> Your goal: Go through the data below and copy each line that includes "cancer".

** Record set follows **

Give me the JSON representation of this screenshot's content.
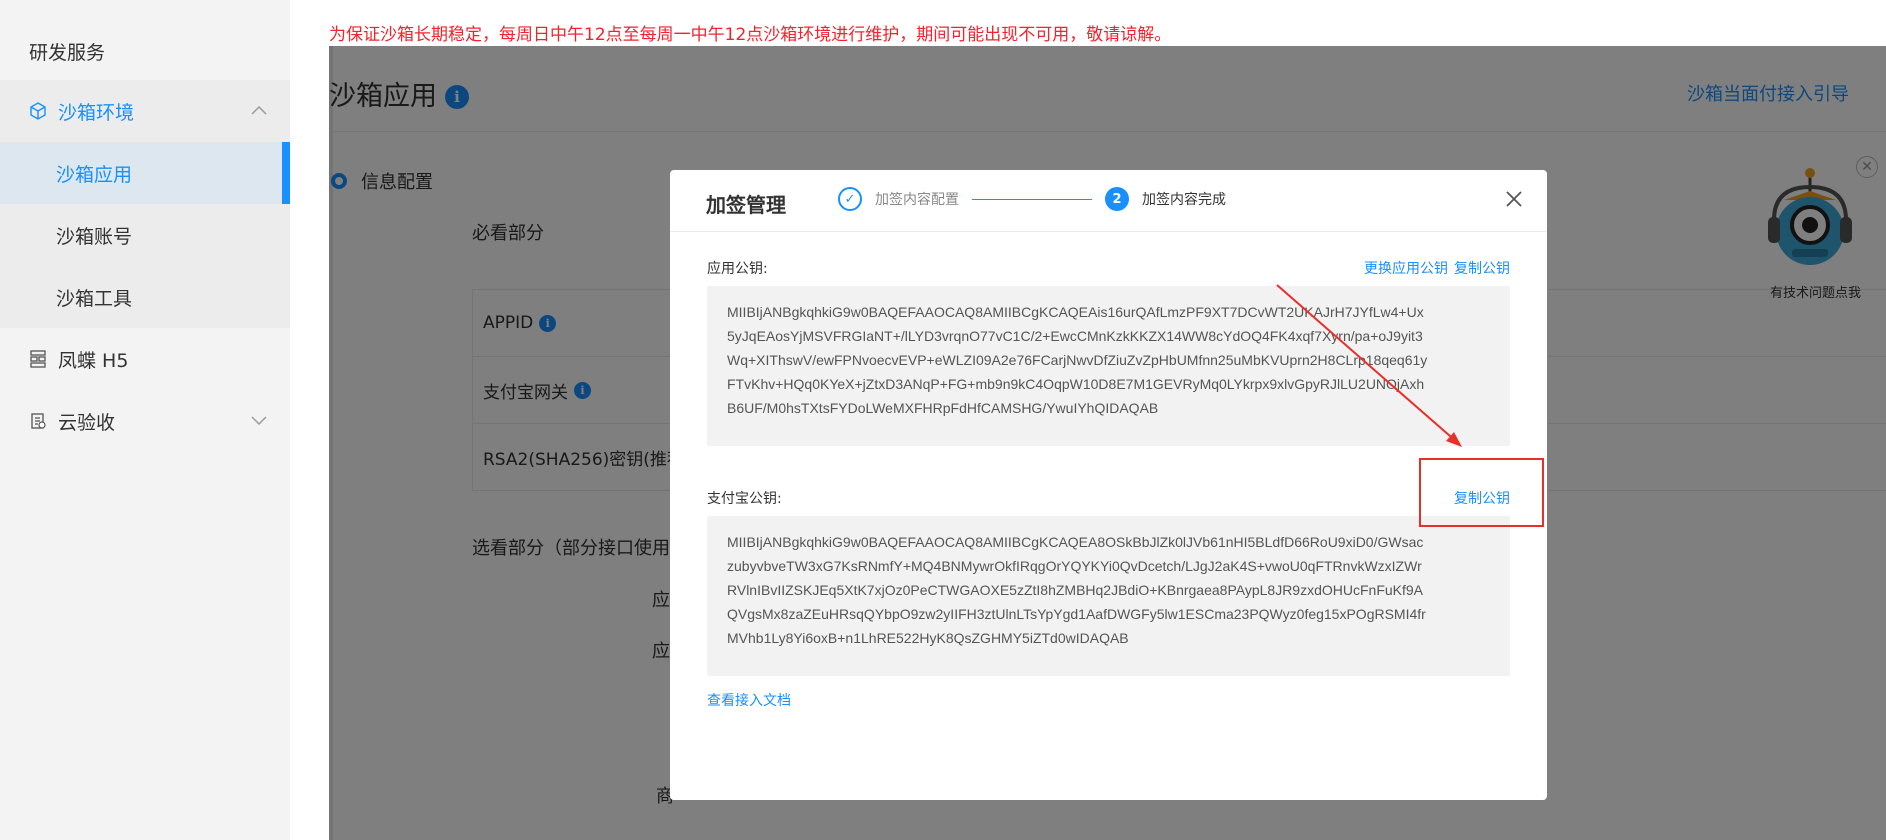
{
  "sidebar": {
    "section": "研发服务",
    "items": [
      {
        "label": "沙箱环境",
        "icon": "cube-icon"
      },
      {
        "label": "沙箱应用"
      },
      {
        "label": "沙箱账号"
      },
      {
        "label": "沙箱工具"
      },
      {
        "label": "凤蝶 H5",
        "icon": "grid-icon"
      },
      {
        "label": "云验收",
        "icon": "clipboard-icon"
      }
    ]
  },
  "notice": "为保证沙箱长期稳定，每周日中午12点至每周一中午12点沙箱环境进行维护，期间可能出现不可用，敬请谅解。",
  "page": {
    "title": "沙箱应用",
    "guide_link": "沙箱当面付接入引导",
    "step_label": "信息配置",
    "must_read": "必看部分",
    "rows": [
      "APPID",
      "支付宝网关",
      "RSA2(SHA256)密钥(推荐"
    ],
    "optional": "选看部分（部分接口使用）",
    "fragments": [
      "应",
      "应",
      "商"
    ]
  },
  "robot": {
    "label": "有技术问题点我"
  },
  "modal": {
    "title": "加签管理",
    "steps": [
      {
        "label": "加签内容配置",
        "status": "done"
      },
      {
        "label": "加签内容完成",
        "status": "active",
        "number": "2"
      }
    ],
    "app_key": {
      "label": "应用公钥:",
      "change_link": "更换应用公钥",
      "copy_link": "复制公钥",
      "lines": [
        "MIIBIjANBgkqhkiG9w0BAQEFAAOCAQ8AMIIBCgKCAQEAis16urQAfLmzPF9XT7DCvWT2UKAJrH7JYfLw4+Ux",
        "5yJqEAosYjMSVFRGIaNT+/lLYD3vrqnO77vC1C/2+EwcCMnKzkKKZX14WW8cYdOQ4FK4xqf7Xyrn/pa+oJ9yit3",
        "Wq+XIThswV/ewFPNvoecvEVP+eWLZI09A2e76FCarjNwvDfZiuZvZpHbUMfnn25uMbKVUprn2H8CLrp18qeq61y",
        "FTvKhv+HQq0KYeX+jZtxD3ANqP+FG+mb9n9kC4OqpW10D8E7M1GEVRyMq0LYkrpx9xlvGpyRJlLU2UNOjAxh",
        "B6UF/M0hsTXtsFYDoLWeMXFHRpFdHfCAMSHG/YwuIYhQIDAQAB"
      ]
    },
    "alipay_key": {
      "label": "支付宝公钥:",
      "copy_link": "复制公钥",
      "lines": [
        "MIIBIjANBgkqhkiG9w0BAQEFAAOCAQ8AMIIBCgKCAQEA8OSkBbJlZk0lJVb61nHI5BLdfD66RoU9xiD0/GWsac",
        "zubyvbveTW3xG7KsRNmfY+MQ4BNMywrOkfIRqgOrYQYKYi0QvDcetch/LJgJ2aK4S+vwoU0qFTRnvkWzxIZWr",
        "RVlnIBvIIZSKJEq5XtK7xjOz0PeCTWGAOXE5zZtI8hZMBHq2JBdiO+KBnrgaea8PAypL8JR9zxdOHUcFnFuKf9A",
        "QVgsMx8zaZEuHRsqQYbpO9zw2yIIFH3ztUlnLTsYpYgd1AafDWGFy5lw1ESCma23PQWyz0feg15xPOgRSMI4fr",
        "MVhb1Ly8Yi6oxB+n1LhRE522HyK8QsZGHMY5iZTd0wIDAQAB"
      ]
    },
    "doc_link": "查看接入文档"
  },
  "colors": {
    "accent": "#1890ff",
    "notice": "#f5222d",
    "annotation": "#e8302a"
  }
}
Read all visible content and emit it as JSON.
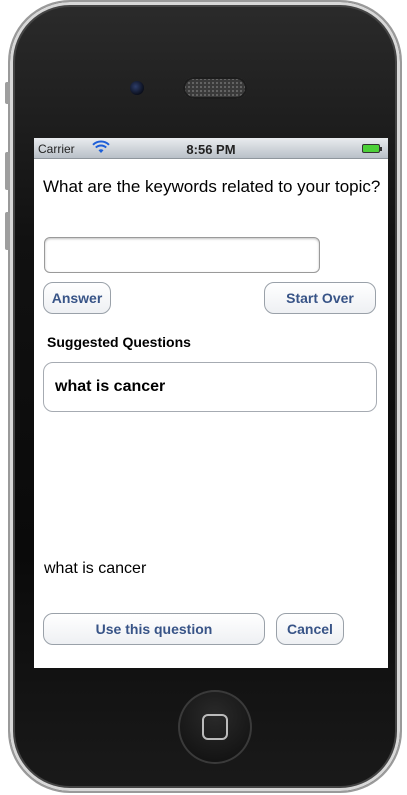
{
  "status_bar": {
    "carrier": "Carrier",
    "time": "8:56 PM",
    "wifi_icon": "wifi-icon",
    "battery_icon": "battery-icon",
    "battery_color": "#4cd038"
  },
  "form": {
    "prompt": "What are the keywords related to your topic?",
    "keywords_value": "",
    "answer_label": "Answer",
    "start_over_label": "Start Over"
  },
  "suggestions": {
    "title": "Suggested Questions",
    "items": [
      "what is cancer"
    ]
  },
  "selection": {
    "current_question": "what is cancer",
    "use_label": "Use this question",
    "cancel_label": "Cancel"
  },
  "colors": {
    "button_text": "#385487"
  }
}
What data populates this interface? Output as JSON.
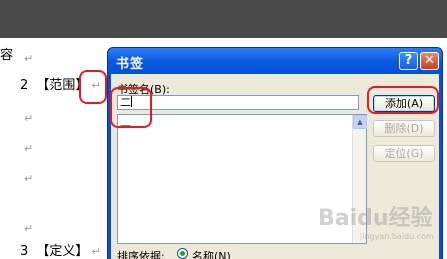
{
  "document": {
    "line_top": {
      "text": "",
      "pilcrow": "↵"
    },
    "line_range": {
      "number": "2",
      "text": "【范围】",
      "pilcrow": "↵"
    },
    "line_definition": {
      "number": "3",
      "text": "【定义】",
      "pilcrow": "↵"
    },
    "edge_char": "容",
    "pilcrow": "↵"
  },
  "dialog": {
    "title": "书签",
    "help_label": "?",
    "close_label": "✕",
    "name_label": "书签名(B):",
    "name_value": "二",
    "list_items": [
      "一"
    ],
    "buttons": {
      "add": "添加(A)",
      "delete": "删除(D)",
      "goto": "定位(G)"
    },
    "sort_label": "排序依据:",
    "sort_option": "名称(N)"
  },
  "watermark": {
    "text": "Baidu经验",
    "subtext": "jingyan.baidu.com"
  },
  "colors": {
    "highlight": "#e31b23",
    "titlebar": "#0a5ae0",
    "dialog_body": "#ece9d8"
  }
}
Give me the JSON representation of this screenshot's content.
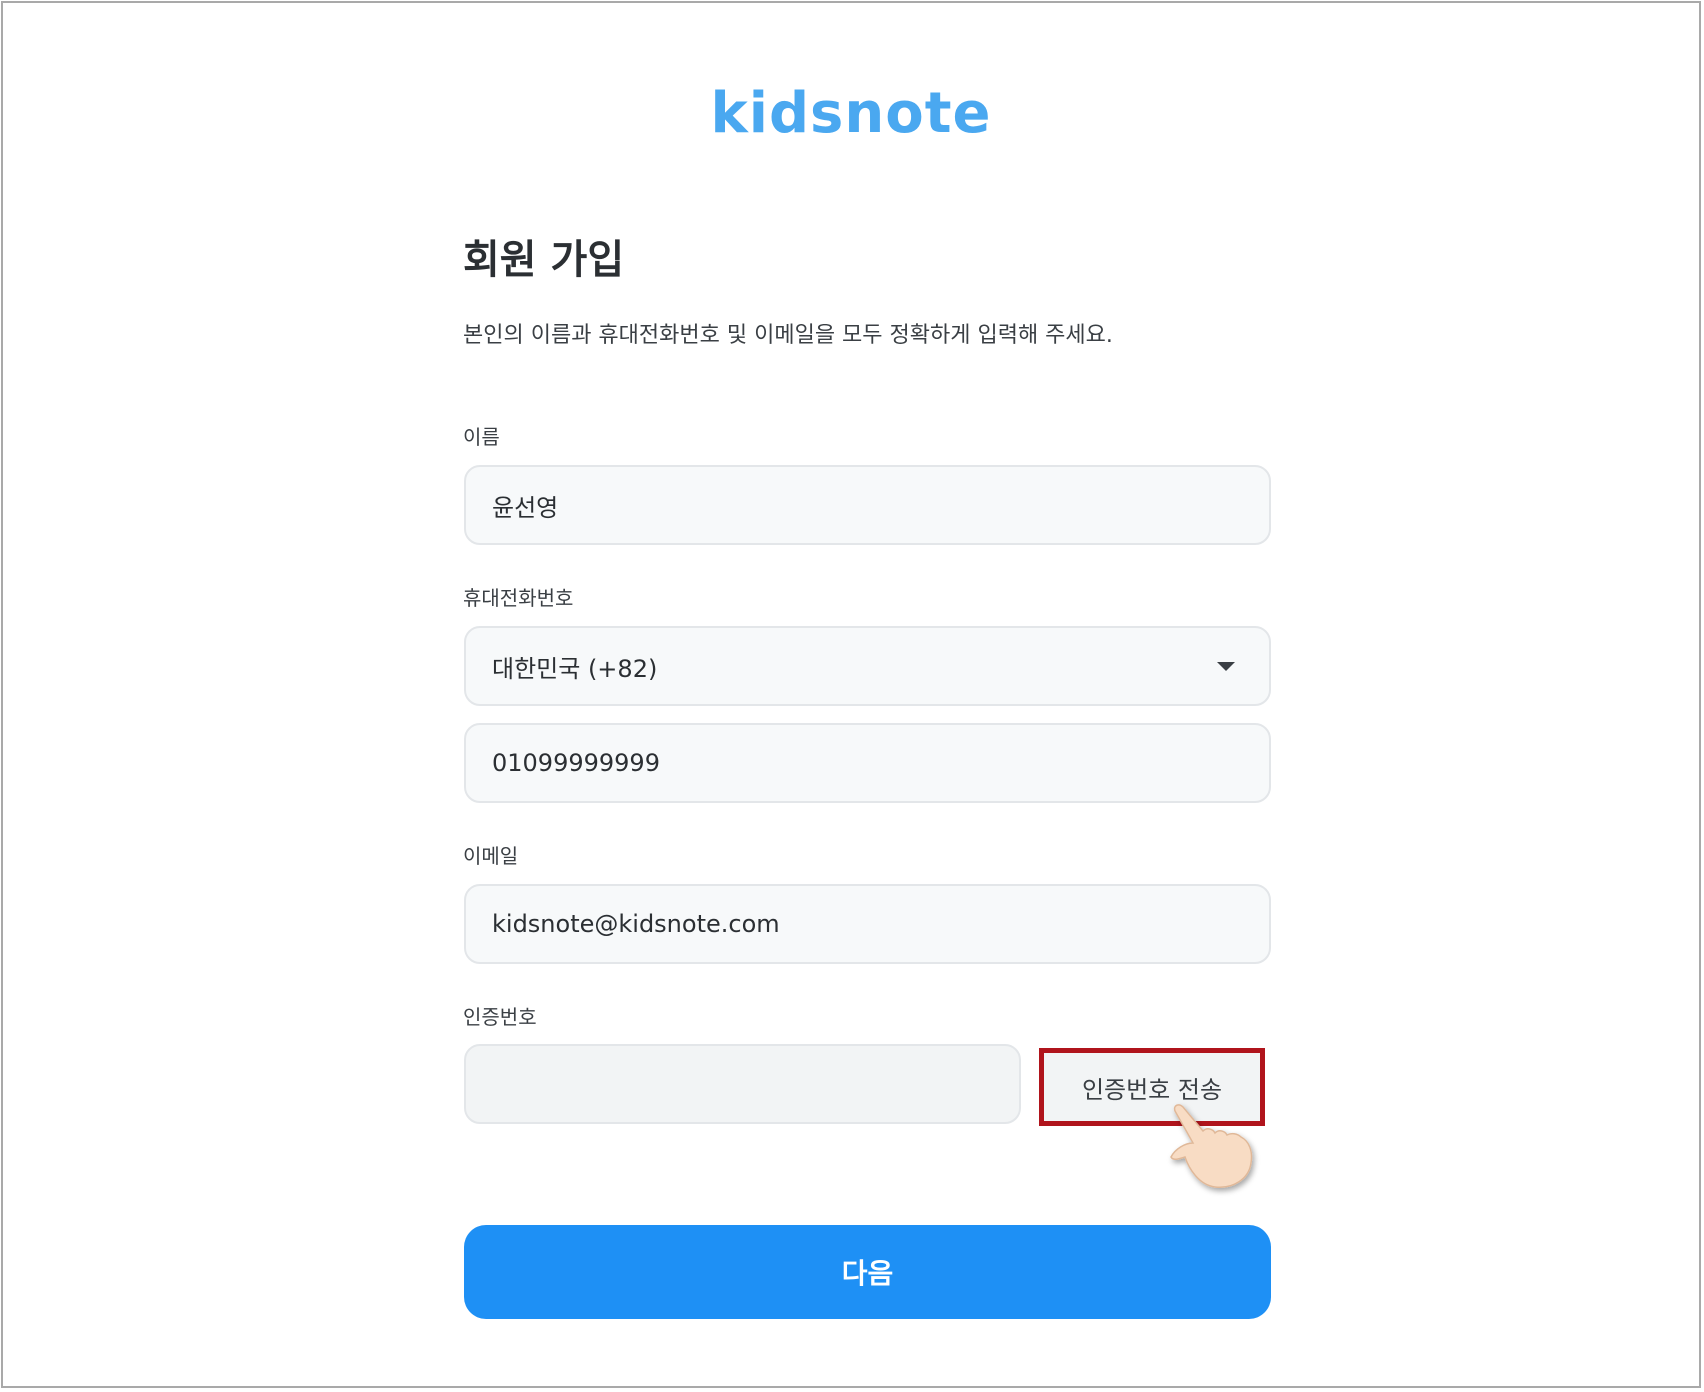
{
  "brand": {
    "logo_text": "kidsnote",
    "accent_color": "#4aa8f0",
    "primary_button_color": "#1e90f5",
    "highlight_color": "#b0141c"
  },
  "page": {
    "title": "회원 가입",
    "subtitle": "본인의 이름과 휴대전화번호 및 이메일을 모두 정확하게 입력해 주세요."
  },
  "form": {
    "name": {
      "label": "이름",
      "value": "윤선영"
    },
    "phone": {
      "label": "휴대전화번호",
      "country_selected": "대한민국 (+82)",
      "number_value": "01099999999"
    },
    "email": {
      "label": "이메일",
      "value": "kidsnote@kidsnote.com"
    },
    "verification": {
      "label": "인증번호",
      "value": "",
      "send_button_label": "인증번호 전송"
    },
    "next_button_label": "다음"
  },
  "icons": {
    "country_dropdown": "chevron-down-icon",
    "cursor": "pointing-hand-cursor-icon"
  }
}
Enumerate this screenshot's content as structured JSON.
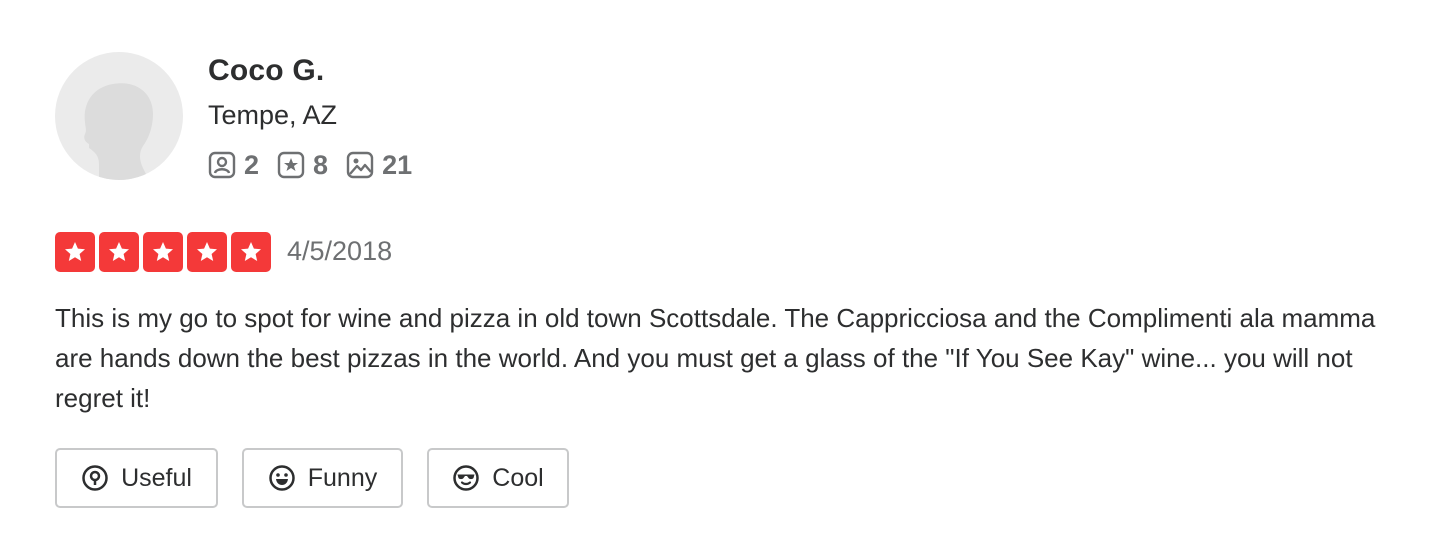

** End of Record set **

> Solution to this problem:
      "what is cancer"
    "current_question": "what is cancer",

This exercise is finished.